Hartmann Dairy Farm, Gibbon, Minn., has been embargoed from selling dairy products following confirmation that E. coli bacteria in raw milk that sickened five people came from the farm. The embargo prohibits movement or release of products off the farm.
Four cases of illness were reported last week, and the Minnesota Department of Agriculture (MDA) reported this afternoon that a fifth case has been subsequently confirmed in a young child who was not hospitalized. One toddler, who had been hospitalized for over a week, was released yesterday.
The specific strain of E. coli 0157:H7 found in the ill patients has also been found in three animals and from five environmental sites on the Hartman farm, says Michael Schommer, MDA director of communications. The strain of E. coli has not previously been found in Minnesota. In addition, cheese samples collected from the farm last week contained another form of Shiga toxin-producing E. coli.

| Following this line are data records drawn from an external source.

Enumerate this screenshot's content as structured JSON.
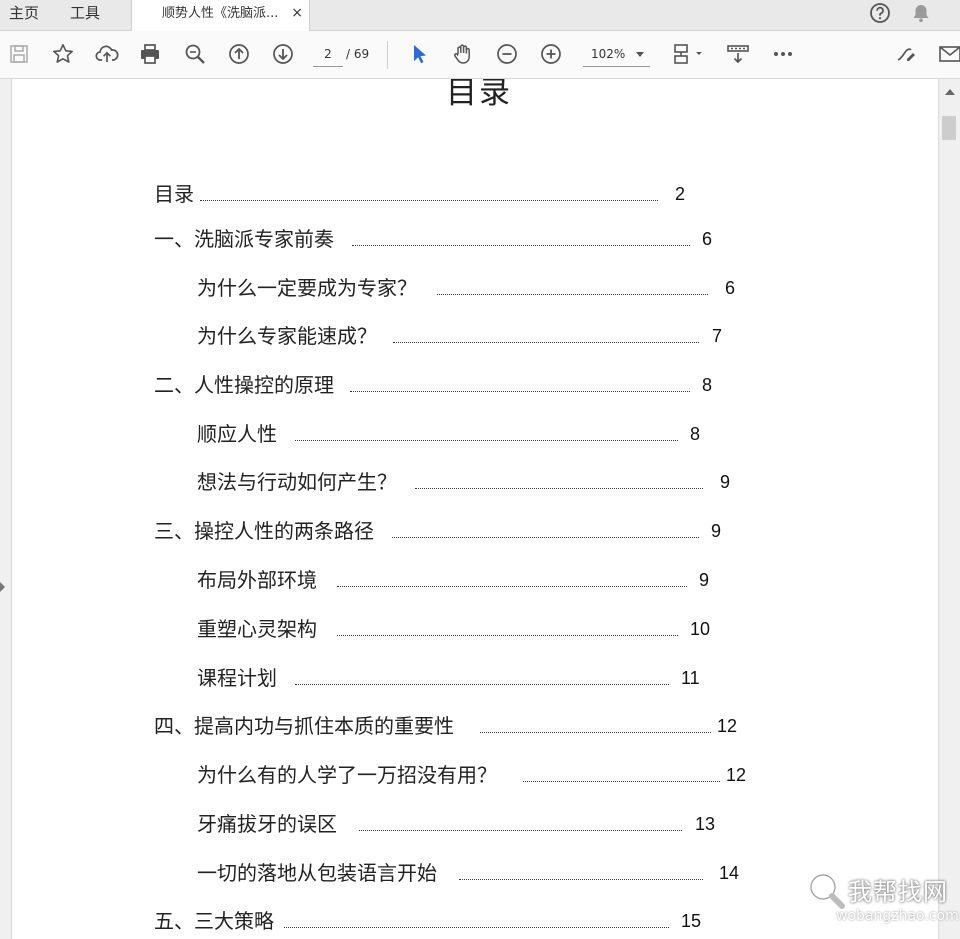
{
  "tabs": {
    "home": "主页",
    "tools": "工具",
    "document_title": "顺势人性《洗脑派...",
    "close": "×"
  },
  "toolbar": {
    "current_page": "2",
    "total_pages": "/ 69",
    "zoom": "102%"
  },
  "document": {
    "heading": "目录",
    "toc": [
      {
        "title": "目录",
        "page": "2",
        "level": 1
      },
      {
        "title": "一、洗脑派专家前奏",
        "page": "6",
        "level": 1
      },
      {
        "title": "为什么一定要成为专家？",
        "page": "6",
        "level": 2
      },
      {
        "title": "为什么专家能速成？",
        "page": "7",
        "level": 2
      },
      {
        "title": "二、人性操控的原理",
        "page": "8",
        "level": 1
      },
      {
        "title": "顺应人性",
        "page": "8",
        "level": 2
      },
      {
        "title": "想法与行动如何产生？",
        "page": "9",
        "level": 2
      },
      {
        "title": "三、操控人性的两条路径",
        "page": "9",
        "level": 1
      },
      {
        "title": "布局外部环境",
        "page": "9",
        "level": 2
      },
      {
        "title": "重塑心灵架构",
        "page": "10",
        "level": 2
      },
      {
        "title": "课程计划",
        "page": "11",
        "level": 2
      },
      {
        "title": "四、提高内功与抓住本质的重要性",
        "page": "12",
        "level": 1
      },
      {
        "title": "为什么有的人学了一万招没有用？",
        "page": "12",
        "level": 2
      },
      {
        "title": "牙痛拔牙的误区",
        "page": "13",
        "level": 2
      },
      {
        "title": "一切的落地从包装语言开始",
        "page": "14",
        "level": 2
      },
      {
        "title": "五、三大策略",
        "page": "15",
        "level": 1
      }
    ]
  },
  "watermark": {
    "name": "我帮找网",
    "url": "wobangzhao.com"
  },
  "icons": {
    "help": "help-icon",
    "notifications": "bell-icon",
    "save": "save-icon",
    "bookmark": "star-icon",
    "upload": "cloud-upload-icon",
    "print": "print-icon",
    "find": "zoom-search-icon",
    "prev_page": "arrow-up-circle-icon",
    "next_page": "arrow-down-circle-icon",
    "select": "pointer-icon",
    "pan": "hand-icon",
    "zoom_out": "zoom-out-icon",
    "zoom_in": "zoom-in-icon",
    "page_layout": "page-layout-icon",
    "scroll_mode": "scroll-mode-icon",
    "more": "more-icon",
    "sign": "sign-icon",
    "email": "email-icon"
  }
}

"Raw milk presents a serious health threat,” says Minnesota Health Commissioner Dr. Sanne Magnan. "This isn't a matter of personal opinion; it's an established scientific fact. Drinking raw milk or eating products made from raw milk can expose consumers to a variety of organisms that can result in anything from a few days of diarrhea to kidney failure and death. Raw milk is especially dangerous for children, whose immune systems can't fight off infection as well as healthy adults.”

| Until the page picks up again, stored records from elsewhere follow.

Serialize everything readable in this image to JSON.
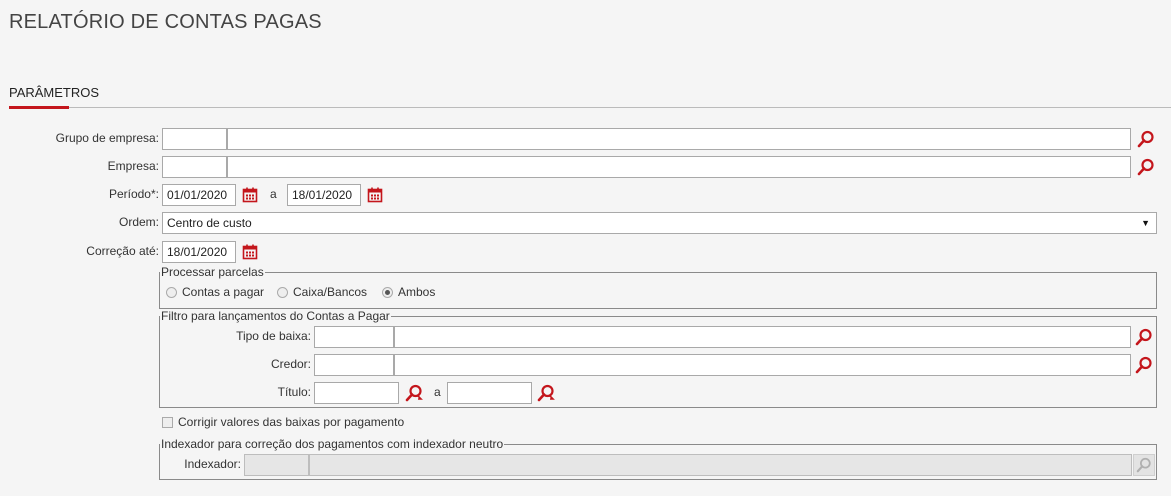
{
  "page": {
    "title": "RELATÓRIO DE CONTAS PAGAS",
    "section": "PARÂMETROS"
  },
  "colors": {
    "accent": "#c4161c",
    "background": "#f5f5f5"
  },
  "fields": {
    "grupo_empresa": {
      "label": "Grupo de empresa:",
      "code": "",
      "name": ""
    },
    "empresa": {
      "label": "Empresa:",
      "code": "",
      "name": ""
    },
    "periodo": {
      "label": "Período*:",
      "from": "01/01/2020",
      "sep": "a",
      "to": "18/01/2020"
    },
    "ordem": {
      "label": "Ordem:",
      "value": "Centro de custo"
    },
    "correcao": {
      "label": "Correção até:",
      "value": "18/01/2020"
    }
  },
  "processar": {
    "legend": "Processar parcelas",
    "options": [
      {
        "label": "Contas a pagar",
        "selected": false
      },
      {
        "label": "Caixa/Bancos",
        "selected": false
      },
      {
        "label": "Ambos",
        "selected": true
      }
    ]
  },
  "filtro": {
    "legend": "Filtro para lançamentos do Contas a Pagar",
    "tipo_baixa": {
      "label": "Tipo de baixa:",
      "code": "",
      "name": ""
    },
    "credor": {
      "label": "Credor:",
      "code": "",
      "name": ""
    },
    "titulo": {
      "label": "Título:",
      "from": "",
      "sep": "a",
      "to": ""
    }
  },
  "corrigir": {
    "label": "Corrigir valores das baixas por pagamento",
    "checked": false
  },
  "indexador": {
    "legend": "Indexador para correção dos pagamentos com indexador neutro",
    "label": "Indexador:",
    "code": "",
    "name": ""
  },
  "icons": {
    "search": "search-icon",
    "calendar": "calendar-icon",
    "search_advanced": "search-advanced-icon"
  }
}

Nicole Neeser, with the Minnesota Department of Agriculture, says the investigation of the Hartmann Farm is on-going. She therefore could not say whether criminal charges or civil action will be brought against the farm, but she did not rule out that possibility.